From Wikipedia:

Gaius Julius Fabia Sampsiceramus III Silas (flourished second half of the 1st century & first half of the 2nd century, died 120) was a Syrian Prince and Roman Client Priest King of Emesa.

Silas was a monarch of Assyrian, Greek, Armenian, Medes, Berber and Roman ancestry. He was the son of Gaius Julius Alexio, also known as Alexio II by an unnamed wife.[1] His paternal grandparents were the previous Emesene Monarchs Sohaemus of Emesa and Drusilla of Mauretania.[2]

Silas was born and raised in Emesa. After his father died in 78, Silas succeeded his father as Priest King of Emesa. Silas ruled as a Priest King from 79 until his death in 120. He was the priest of the Syrian Sun God, known in Aramaic as El-Gebal. Little is known on his life and his reign as Emesene Priest King. What is known about Silas is from surviving inscriptions from Emesa.[3]
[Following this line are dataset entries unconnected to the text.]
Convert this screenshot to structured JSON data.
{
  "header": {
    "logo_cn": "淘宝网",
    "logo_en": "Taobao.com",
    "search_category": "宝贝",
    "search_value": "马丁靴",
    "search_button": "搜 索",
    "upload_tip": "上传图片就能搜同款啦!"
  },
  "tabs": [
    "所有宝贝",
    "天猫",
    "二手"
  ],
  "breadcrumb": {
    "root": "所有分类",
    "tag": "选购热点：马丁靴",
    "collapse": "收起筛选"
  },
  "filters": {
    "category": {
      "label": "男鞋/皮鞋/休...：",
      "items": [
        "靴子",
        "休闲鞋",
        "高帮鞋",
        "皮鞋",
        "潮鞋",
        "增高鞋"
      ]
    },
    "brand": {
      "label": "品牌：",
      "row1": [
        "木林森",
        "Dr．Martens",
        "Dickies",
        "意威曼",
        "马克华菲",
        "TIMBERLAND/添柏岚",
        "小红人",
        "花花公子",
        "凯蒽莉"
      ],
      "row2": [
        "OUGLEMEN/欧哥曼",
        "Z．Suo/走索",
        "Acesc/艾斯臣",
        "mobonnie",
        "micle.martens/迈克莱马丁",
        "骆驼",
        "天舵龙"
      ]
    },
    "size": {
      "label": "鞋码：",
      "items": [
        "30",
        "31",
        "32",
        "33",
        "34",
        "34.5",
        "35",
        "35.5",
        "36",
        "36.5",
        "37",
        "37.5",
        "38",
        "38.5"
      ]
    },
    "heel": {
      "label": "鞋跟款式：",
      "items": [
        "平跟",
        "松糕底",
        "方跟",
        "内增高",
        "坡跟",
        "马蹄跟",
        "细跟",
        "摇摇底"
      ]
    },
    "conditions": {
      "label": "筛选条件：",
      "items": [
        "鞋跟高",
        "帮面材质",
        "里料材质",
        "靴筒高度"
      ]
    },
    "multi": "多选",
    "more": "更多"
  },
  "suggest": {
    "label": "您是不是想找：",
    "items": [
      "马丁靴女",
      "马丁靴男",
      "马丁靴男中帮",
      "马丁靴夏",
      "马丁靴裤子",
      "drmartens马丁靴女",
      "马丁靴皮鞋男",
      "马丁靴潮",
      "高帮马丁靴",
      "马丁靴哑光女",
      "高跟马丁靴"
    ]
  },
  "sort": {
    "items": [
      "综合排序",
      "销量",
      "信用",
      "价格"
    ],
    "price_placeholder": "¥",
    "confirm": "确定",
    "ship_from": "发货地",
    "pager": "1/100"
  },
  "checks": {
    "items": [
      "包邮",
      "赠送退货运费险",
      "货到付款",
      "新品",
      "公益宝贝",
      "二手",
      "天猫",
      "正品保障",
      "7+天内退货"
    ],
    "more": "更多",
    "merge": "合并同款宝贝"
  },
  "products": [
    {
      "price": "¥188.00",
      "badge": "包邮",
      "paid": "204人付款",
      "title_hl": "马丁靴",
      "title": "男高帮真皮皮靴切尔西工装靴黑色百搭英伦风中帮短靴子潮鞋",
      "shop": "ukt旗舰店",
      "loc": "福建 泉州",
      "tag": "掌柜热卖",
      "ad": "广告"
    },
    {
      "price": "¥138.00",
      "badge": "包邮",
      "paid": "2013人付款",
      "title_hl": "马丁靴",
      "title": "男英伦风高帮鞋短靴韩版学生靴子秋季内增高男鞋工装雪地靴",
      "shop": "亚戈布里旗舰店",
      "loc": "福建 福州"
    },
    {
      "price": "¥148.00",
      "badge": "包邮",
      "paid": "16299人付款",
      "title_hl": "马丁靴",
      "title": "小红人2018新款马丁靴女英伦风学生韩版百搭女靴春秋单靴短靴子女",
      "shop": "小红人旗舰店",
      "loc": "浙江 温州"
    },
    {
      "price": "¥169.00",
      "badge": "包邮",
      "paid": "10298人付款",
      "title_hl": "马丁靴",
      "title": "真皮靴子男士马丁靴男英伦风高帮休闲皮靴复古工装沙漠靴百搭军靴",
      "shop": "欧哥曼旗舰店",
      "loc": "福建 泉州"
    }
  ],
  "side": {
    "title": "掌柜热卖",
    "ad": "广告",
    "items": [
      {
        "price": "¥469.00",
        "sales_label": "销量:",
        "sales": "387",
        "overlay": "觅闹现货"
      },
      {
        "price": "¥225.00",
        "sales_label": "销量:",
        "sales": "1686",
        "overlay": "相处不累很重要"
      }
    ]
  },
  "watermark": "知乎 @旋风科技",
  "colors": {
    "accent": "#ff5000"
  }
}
There is a noted sepulchral Greek inscription on a monument dated 78/79[4] at Emesa, dedicated by Silas to his family:

   Γαΐος Ἰούλιος, Φαβίᾳ, Σαμσιγέραμος ὁ καὶ Σείλας, Γαΐου Ἰουλίου Ἀλεξιῶνος υἱὁς, ζῶν ἐποίησεν ἑαυτῷ καὶ τοῖς ἰδίοις, ἔτους Οτʹ
   Gaius Julius Fabia, Sampsiceramus, also called Silas, son of Gaius Julius Alexio, while still living made this for himself and his family, year 390

The generations after Silas, are not recorded sufficiently to accurately present a pedigree.[5] Silas was the father of Gaius Julius Longinus Soaemus, also known as Soaemus[6] by an unnamed wife. Soaemus would succeed Silas as the Emesene Priest King. A descendant of Silas’ is the Emesene high priest Gaius Julius Bassianus, who was the father of the Roman Empress Julia Domna and another possible descendant was the Syrian Queen of the 3rd century, Zenobia of Palmyra.[7] References

   Cleopatra’s Children and Descendants: credited by Karl Leon Ciccone at Ancient History by Suite101
   Cleopatra’s Children and Descendants: credited by Karl Leon Ciccone at Ancient History by Suite101
   Birley, Septimius Severus: the African emperor p.71
   Temporini, Aufstieg und Niedergang der römischen Welt: Geschichte und Kultur Roms im spiegel der neueren Forschung p.219
   Cleopatra’s Children and Descendants at Ancient History by Suite101
   Settipani, Continuité gentilice et continuité familiale dans les familles sénatoriales romaines à l’époque impériale
   Cleopatra’s Children and Descendants at Ancient History by Suite101

Sources

   H. Temporini & W. Haase, Aufstieg und Niedergang der römischen Welt: Geschichte und Kultur Roms im spiegel der neueren Forschung, Walter de Gruyter, 1977
   A.R. Birley, Septimius Severus: the African emperor, Routledge, 1999
   C. Settipani, Continuité gentilice et continuité familiale dans les familles sénatoriales romaines à l’époque imperial, Oxford, 2000
   Cleopatra’s Children and Descendants at Ancient History by Suite101